A roundup of trading on major world markets:
NEW YORK - US shares have put on a solid rally with investors piling back into blue chips and especially tech stocks as a Federal Reserve report depicted steady US economic growth.
While worries over China's economy persist - and the market did not make up Tuesday's three per cent plunge - Wall Street investors appeared to decide that the selloff had gone too far.
The Dow Jones Industrial Average finished up 293.03 points (1.82 per cent) at 16,351.38 on Wednesday.
The broader S&P 500 gained 35.01 (1.83 per cent) at 1,948.86, while the Nasdaq Composite added 113.87 (2.46 per cent) at 4,749.98.
LONDON - European stocks have rebounded after steep losses the previous day, despite renewed concerns about China's slowing growth.
London's FTSE 100 index of leading stocks finished 0.41 per cent higher at 6,083.31 points after spending much of the day in negative territory.
The CAC 40 in Paris rose by 0.30 per cent to 4,55.92 points, while Frankfurt's DAX 30 added 0.32 per cent to 10,048.05 points.
All three indices suffered losses of nearly three per cent on Tuesday as investors reacted to further evidence of China's economic slowdown.
HONG KONG - Following hefty early losses, some Asian bourses reversed direction to close in positive territory, as concerns over the worldwide outlook keep investors on edge.
Tokyo saw some of the worst turbulence, opening sharply lower only to rally at mid-session and close down 0.39 per cent.
Shanghai plunged 4.39 per cent at the start of the day, jumped into positive territory by lunch, but ended 0.20 per cent lower.

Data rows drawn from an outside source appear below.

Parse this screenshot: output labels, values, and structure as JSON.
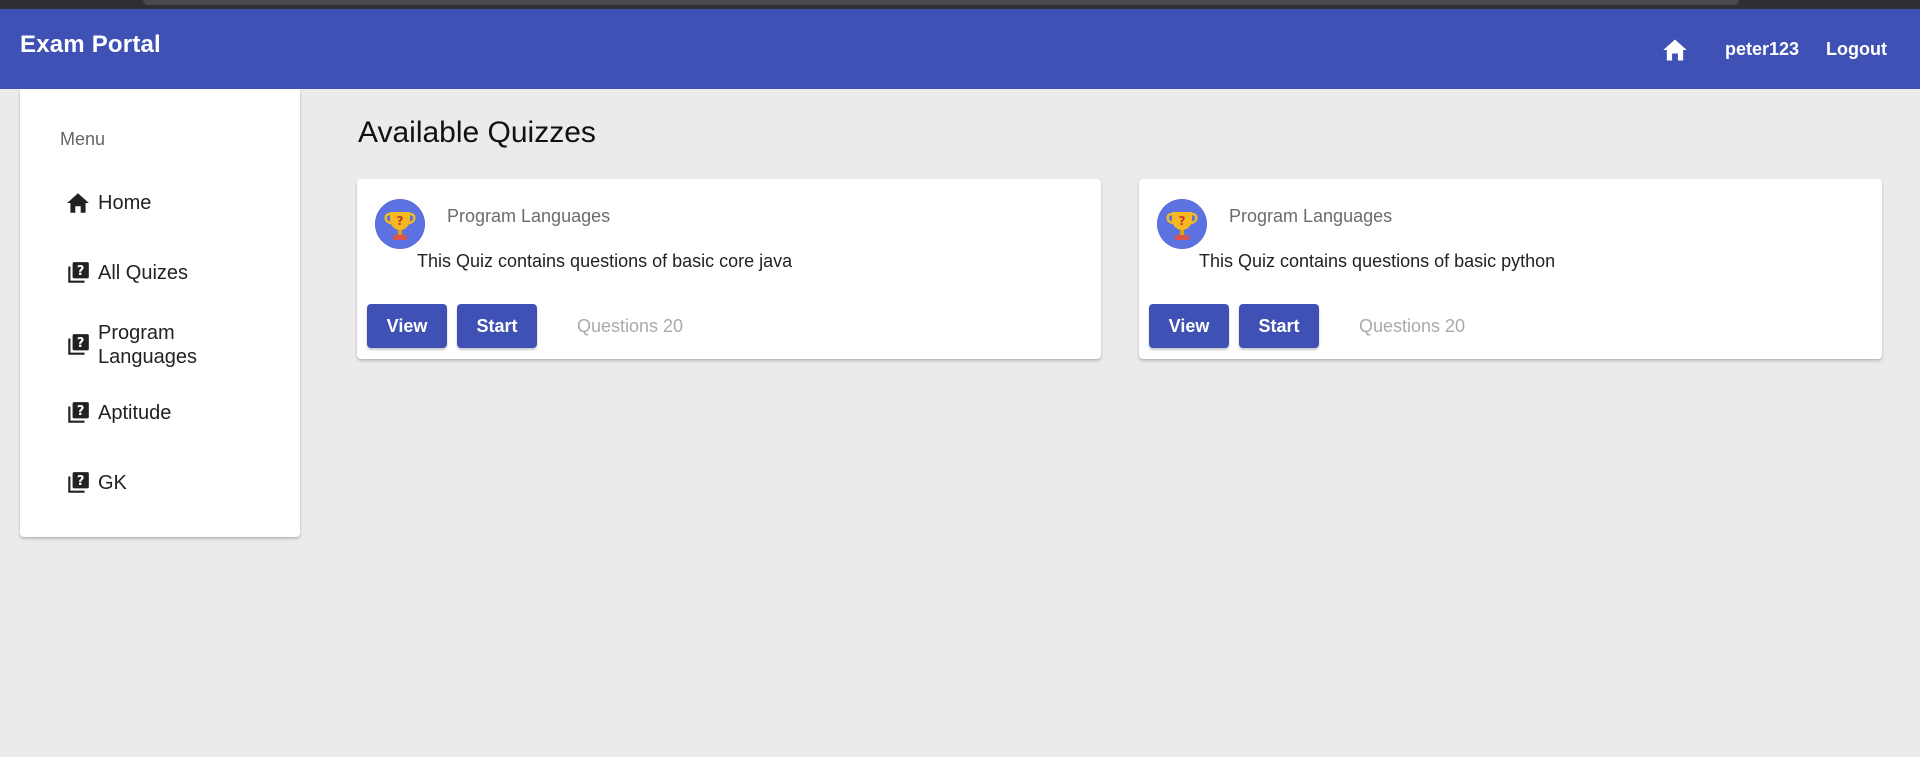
{
  "navbar": {
    "brand": "Exam Portal",
    "home_icon": "home-icon",
    "username": "peter123",
    "logout_label": "Logout",
    "color": "#3f51b5"
  },
  "sidebar": {
    "title": "Menu",
    "items": [
      {
        "label": "Home",
        "icon": "home-icon"
      },
      {
        "label": "All Quizes",
        "icon": "quiz-icon"
      },
      {
        "label": "Program Languages",
        "icon": "quiz-icon"
      },
      {
        "label": "Aptitude",
        "icon": "quiz-icon"
      },
      {
        "label": "GK",
        "icon": "quiz-icon"
      }
    ]
  },
  "main": {
    "title": "Available Quizzes",
    "quizzes": [
      {
        "category": "Program Languages",
        "description": "This Quiz contains questions of basic core java",
        "view_label": "View",
        "start_label": "Start",
        "questions_text": "Questions 20",
        "icon": "trophy-icon"
      },
      {
        "category": "Program Languages",
        "description": "This Quiz contains questions of basic python",
        "view_label": "View",
        "start_label": "Start",
        "questions_text": "Questions 20",
        "icon": "trophy-icon"
      }
    ]
  },
  "colors": {
    "primary": "#3f51b5",
    "background": "#ebebeb",
    "card": "#ffffff"
  }
}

Analysts said the heavy losses were largely erased thanks to government support ahead of a two-day World War II remembrance holiday.
In Sydney, where several companies with close ties to China are listed, the main index spent most of the session in the red before a late rally pushed it just 0.1 per cent higher.
WELLINGTON - The S&P/NZX 50 Index dropped 64.79 points, or 1.1 per cent, to 5590.2.